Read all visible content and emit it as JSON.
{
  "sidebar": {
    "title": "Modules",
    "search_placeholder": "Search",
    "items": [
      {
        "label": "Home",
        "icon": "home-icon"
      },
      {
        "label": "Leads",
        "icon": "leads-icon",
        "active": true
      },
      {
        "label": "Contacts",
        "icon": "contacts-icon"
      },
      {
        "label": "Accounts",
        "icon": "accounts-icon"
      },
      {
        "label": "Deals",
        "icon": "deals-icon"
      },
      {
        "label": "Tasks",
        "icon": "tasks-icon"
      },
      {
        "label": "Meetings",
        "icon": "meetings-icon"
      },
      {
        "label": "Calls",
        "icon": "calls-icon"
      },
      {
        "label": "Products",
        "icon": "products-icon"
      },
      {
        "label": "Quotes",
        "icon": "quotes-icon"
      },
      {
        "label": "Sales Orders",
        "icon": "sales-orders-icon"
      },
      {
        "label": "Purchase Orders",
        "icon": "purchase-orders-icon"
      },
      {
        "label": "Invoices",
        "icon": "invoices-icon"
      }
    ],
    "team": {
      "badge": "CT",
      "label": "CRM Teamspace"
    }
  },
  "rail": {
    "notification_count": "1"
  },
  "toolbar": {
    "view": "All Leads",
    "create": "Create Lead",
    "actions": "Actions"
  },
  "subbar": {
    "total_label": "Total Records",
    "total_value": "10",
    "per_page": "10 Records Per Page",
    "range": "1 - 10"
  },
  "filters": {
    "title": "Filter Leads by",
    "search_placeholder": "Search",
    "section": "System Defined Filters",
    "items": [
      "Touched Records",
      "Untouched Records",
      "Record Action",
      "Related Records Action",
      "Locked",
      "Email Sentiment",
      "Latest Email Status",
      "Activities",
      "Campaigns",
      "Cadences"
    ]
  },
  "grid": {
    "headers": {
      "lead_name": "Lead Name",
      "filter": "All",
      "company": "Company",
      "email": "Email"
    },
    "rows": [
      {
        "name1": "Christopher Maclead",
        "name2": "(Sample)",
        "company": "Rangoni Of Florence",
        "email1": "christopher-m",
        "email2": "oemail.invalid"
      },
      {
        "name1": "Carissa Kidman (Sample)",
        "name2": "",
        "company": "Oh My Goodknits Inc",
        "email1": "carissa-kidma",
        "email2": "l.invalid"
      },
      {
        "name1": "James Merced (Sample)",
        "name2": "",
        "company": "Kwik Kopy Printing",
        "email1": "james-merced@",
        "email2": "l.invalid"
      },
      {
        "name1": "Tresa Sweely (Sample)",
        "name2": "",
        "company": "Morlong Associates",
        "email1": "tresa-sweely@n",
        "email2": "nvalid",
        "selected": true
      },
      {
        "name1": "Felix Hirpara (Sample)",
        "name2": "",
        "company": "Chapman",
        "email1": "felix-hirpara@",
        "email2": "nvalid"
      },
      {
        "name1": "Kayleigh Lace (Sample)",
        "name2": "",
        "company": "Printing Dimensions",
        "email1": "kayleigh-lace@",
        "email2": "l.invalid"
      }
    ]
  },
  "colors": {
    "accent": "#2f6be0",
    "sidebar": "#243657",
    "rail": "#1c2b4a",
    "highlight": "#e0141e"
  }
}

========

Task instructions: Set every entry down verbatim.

Answer for the task:
Read all visible content and emit it as JSON.
{
  "sidebar": {
    "title": "Modules",
    "search_placeholder": "Search",
    "items": [
      {
        "label": "Home",
        "icon": "home-icon"
      },
      {
        "label": "Leads",
        "icon": "leads-icon",
        "active": true
      },
      {
        "label": "Contacts",
        "icon": "contacts-icon"
      },
      {
        "label": "Accounts",
        "icon": "accounts-icon"
      },
      {
        "label": "Deals",
        "icon": "deals-icon"
      },
      {
        "label": "Tasks",
        "icon": "tasks-icon"
      },
      {
        "label": "Meetings",
        "icon": "meetings-icon"
      },
      {
        "label": "Calls",
        "icon": "calls-icon"
      },
      {
        "label": "Products",
        "icon": "products-icon"
      },
      {
        "label": "Quotes",
        "icon": "quotes-icon"
      },
      {
        "label": "Sales Orders",
        "icon": "sales-orders-icon"
      },
      {
        "label": "Purchase Orders",
        "icon": "purchase-orders-icon"
      },
      {
        "label": "Invoices",
        "icon": "invoices-icon"
      }
    ],
    "team": {
      "badge": "CT",
      "label": "CRM Teamspace"
    }
  },
  "rail": {
    "notification_count": "1"
  },
  "toolbar": {
    "view": "All Leads",
    "create": "Create Lead",
    "actions": "Actions"
  },
  "subbar": {
    "total_label": "Total Records",
    "total_value": "10",
    "per_page": "10 Records Per Page",
    "range": "1 - 10"
  },
  "filters": {
    "title": "Filter Leads by",
    "search_placeholder": "Search",
    "section": "System Defined Filters",
    "items": [
      "Touched Records",
      "Untouched Records",
      "Record Action",
      "Related Records Action",
      "Locked",
      "Email Sentiment",
      "Latest Email Status",
      "Activities",
      "Campaigns",
      "Cadences"
    ]
  },
  "grid": {
    "headers": {
      "lead_name": "Lead Name",
      "filter": "All",
      "company": "Company",
      "email": "Email"
    },
    "rows": [
      {
        "name1": "Christopher Maclead",
        "name2": "(Sample)",
        "company": "Rangoni Of Florence",
        "email1": "christopher-m",
        "email2": "oemail.invalid"
      },
      {
        "name1": "Carissa Kidman (Sample)",
        "name2": "",
        "company": "Oh My Goodknits Inc",
        "email1": "carissa-kidma",
        "email2": "l.invalid"
      },
      {
        "name1": "James Merced (Sample)",
        "name2": "",
        "company": "Kwik Kopy Printing",
        "email1": "james-merced@",
        "email2": "l.invalid"
      },
      {
        "name1": "Tresa Sweely (Sample)",
        "name2": "",
        "company": "Morlong Associates",
        "email1": "tresa-sweely@n",
        "email2": "nvalid",
        "selected": true
      },
      {
        "name1": "Felix Hirpara (Sample)",
        "name2": "",
        "company": "Chapman",
        "email1": "felix-hirpara@",
        "email2": "nvalid"
      },
      {
        "name1": "Kayleigh Lace (Sample)",
        "name2": "",
        "company": "Printing Dimensions",
        "email1": "kayleigh-lace@",
        "email2": "l.invalid"
      }
    ]
  },
  "colors": {
    "accent": "#2f6be0",
    "sidebar": "#243657",
    "rail": "#1c2b4a",
    "highlight": "#e0141e"
  }
}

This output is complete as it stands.